─── EXERCISE INPUTS

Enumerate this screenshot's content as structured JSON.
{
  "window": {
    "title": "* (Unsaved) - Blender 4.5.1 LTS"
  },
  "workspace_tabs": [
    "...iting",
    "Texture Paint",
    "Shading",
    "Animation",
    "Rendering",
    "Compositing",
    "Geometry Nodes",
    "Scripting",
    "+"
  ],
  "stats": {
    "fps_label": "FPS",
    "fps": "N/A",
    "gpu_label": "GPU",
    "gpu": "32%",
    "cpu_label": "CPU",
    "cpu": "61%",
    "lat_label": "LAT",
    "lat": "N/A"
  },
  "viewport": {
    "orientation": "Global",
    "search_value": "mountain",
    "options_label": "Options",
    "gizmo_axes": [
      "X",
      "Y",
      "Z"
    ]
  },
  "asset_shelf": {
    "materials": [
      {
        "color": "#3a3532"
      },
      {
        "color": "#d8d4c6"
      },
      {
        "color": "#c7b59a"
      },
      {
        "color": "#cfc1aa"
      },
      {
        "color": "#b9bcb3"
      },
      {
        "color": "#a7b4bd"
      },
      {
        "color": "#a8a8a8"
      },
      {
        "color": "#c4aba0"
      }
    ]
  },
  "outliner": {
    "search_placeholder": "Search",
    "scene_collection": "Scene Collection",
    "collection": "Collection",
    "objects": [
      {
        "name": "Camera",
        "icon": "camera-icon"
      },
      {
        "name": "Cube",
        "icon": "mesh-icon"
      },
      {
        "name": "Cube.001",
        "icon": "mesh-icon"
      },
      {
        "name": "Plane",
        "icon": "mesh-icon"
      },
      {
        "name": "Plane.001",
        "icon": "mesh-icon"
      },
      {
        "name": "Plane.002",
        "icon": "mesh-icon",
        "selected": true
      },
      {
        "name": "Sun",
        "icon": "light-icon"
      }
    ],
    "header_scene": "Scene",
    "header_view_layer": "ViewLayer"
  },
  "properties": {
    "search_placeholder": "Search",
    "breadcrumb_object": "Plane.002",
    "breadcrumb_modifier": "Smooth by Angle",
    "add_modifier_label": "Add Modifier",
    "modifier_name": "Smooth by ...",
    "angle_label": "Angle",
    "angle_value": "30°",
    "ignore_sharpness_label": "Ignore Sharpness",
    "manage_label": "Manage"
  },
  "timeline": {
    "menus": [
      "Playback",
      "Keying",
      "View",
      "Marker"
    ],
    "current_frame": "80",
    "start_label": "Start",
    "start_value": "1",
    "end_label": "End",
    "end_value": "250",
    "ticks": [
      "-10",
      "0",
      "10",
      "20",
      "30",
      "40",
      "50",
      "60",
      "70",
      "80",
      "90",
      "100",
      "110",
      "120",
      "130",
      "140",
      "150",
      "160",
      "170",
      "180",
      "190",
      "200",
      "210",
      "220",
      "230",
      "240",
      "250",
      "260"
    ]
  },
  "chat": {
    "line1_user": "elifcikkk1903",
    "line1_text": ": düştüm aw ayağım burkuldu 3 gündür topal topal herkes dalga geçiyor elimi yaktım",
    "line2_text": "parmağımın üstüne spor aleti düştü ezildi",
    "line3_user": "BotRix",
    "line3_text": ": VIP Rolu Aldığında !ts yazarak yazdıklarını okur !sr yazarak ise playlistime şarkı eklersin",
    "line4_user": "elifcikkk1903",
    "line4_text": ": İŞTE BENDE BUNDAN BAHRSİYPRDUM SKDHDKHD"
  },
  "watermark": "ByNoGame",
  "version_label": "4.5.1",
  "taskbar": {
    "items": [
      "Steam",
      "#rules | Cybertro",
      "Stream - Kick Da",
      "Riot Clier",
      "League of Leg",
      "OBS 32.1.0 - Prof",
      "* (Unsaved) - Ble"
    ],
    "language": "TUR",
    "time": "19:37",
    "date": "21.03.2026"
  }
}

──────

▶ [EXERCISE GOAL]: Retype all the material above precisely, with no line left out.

▶ [SOLUTION TO THIS EXERCISE]:
Enumerate this screenshot's content as structured JSON.
{
  "window": {
    "title": "* (Unsaved) - Blender 4.5.1 LTS"
  },
  "workspace_tabs": [
    "...iting",
    "Texture Paint",
    "Shading",
    "Animation",
    "Rendering",
    "Compositing",
    "Geometry Nodes",
    "Scripting",
    "+"
  ],
  "stats": {
    "fps_label": "FPS",
    "fps": "N/A",
    "gpu_label": "GPU",
    "gpu": "32%",
    "cpu_label": "CPU",
    "cpu": "61%",
    "lat_label": "LAT",
    "lat": "N/A"
  },
  "viewport": {
    "orientation": "Global",
    "search_value": "mountain",
    "options_label": "Options",
    "gizmo_axes": [
      "X",
      "Y",
      "Z"
    ]
  },
  "asset_shelf": {
    "materials": [
      {
        "color": "#3a3532"
      },
      {
        "color": "#d8d4c6"
      },
      {
        "color": "#c7b59a"
      },
      {
        "color": "#cfc1aa"
      },
      {
        "color": "#b9bcb3"
      },
      {
        "color": "#a7b4bd"
      },
      {
        "color": "#a8a8a8"
      },
      {
        "color": "#c4aba0"
      }
    ]
  },
  "outliner": {
    "search_placeholder": "Search",
    "scene_collection": "Scene Collection",
    "collection": "Collection",
    "objects": [
      {
        "name": "Camera",
        "icon": "camera-icon"
      },
      {
        "name": "Cube",
        "icon": "mesh-icon"
      },
      {
        "name": "Cube.001",
        "icon": "mesh-icon"
      },
      {
        "name": "Plane",
        "icon": "mesh-icon"
      },
      {
        "name": "Plane.001",
        "icon": "mesh-icon"
      },
      {
        "name": "Plane.002",
        "icon": "mesh-icon",
        "selected": true
      },
      {
        "name": "Sun",
        "icon": "light-icon"
      }
    ],
    "header_scene": "Scene",
    "header_view_layer": "ViewLayer"
  },
  "properties": {
    "search_placeholder": "Search",
    "breadcrumb_object": "Plane.002",
    "breadcrumb_modifier": "Smooth by Angle",
    "add_modifier_label": "Add Modifier",
    "modifier_name": "Smooth by ...",
    "angle_label": "Angle",
    "angle_value": "30°",
    "ignore_sharpness_label": "Ignore Sharpness",
    "manage_label": "Manage"
  },
  "timeline": {
    "menus": [
      "Playback",
      "Keying",
      "View",
      "Marker"
    ],
    "current_frame": "80",
    "start_label": "Start",
    "start_value": "1",
    "end_label": "End",
    "end_value": "250",
    "ticks": [
      "-10",
      "0",
      "10",
      "20",
      "30",
      "40",
      "50",
      "60",
      "70",
      "80",
      "90",
      "100",
      "110",
      "120",
      "130",
      "140",
      "150",
      "160",
      "170",
      "180",
      "190",
      "200",
      "210",
      "220",
      "230",
      "240",
      "250",
      "260"
    ]
  },
  "chat": {
    "line1_user": "elifcikkk1903",
    "line1_text": ": düştüm aw ayağım burkuldu 3 gündür topal topal herkes dalga geçiyor elimi yaktım",
    "line2_text": "parmağımın üstüne spor aleti düştü ezildi",
    "line3_user": "BotRix",
    "line3_text": ": VIP Rolu Aldığında !ts yazarak yazdıklarını okur !sr yazarak ise playlistime şarkı eklersin",
    "line4_user": "elifcikkk1903",
    "line4_text": ": İŞTE BENDE BUNDAN BAHRSİYPRDUM SKDHDKHD"
  },
  "watermark": "ByNoGame",
  "version_label": "4.5.1",
  "taskbar": {
    "items": [
      "Steam",
      "#rules | Cybertro",
      "Stream - Kick Da",
      "Riot Clier",
      "League of Leg",
      "OBS 32.1.0 - Prof",
      "* (Unsaved) - Ble"
    ],
    "language": "TUR",
    "time": "19:37",
    "date": "21.03.2026"
  }
}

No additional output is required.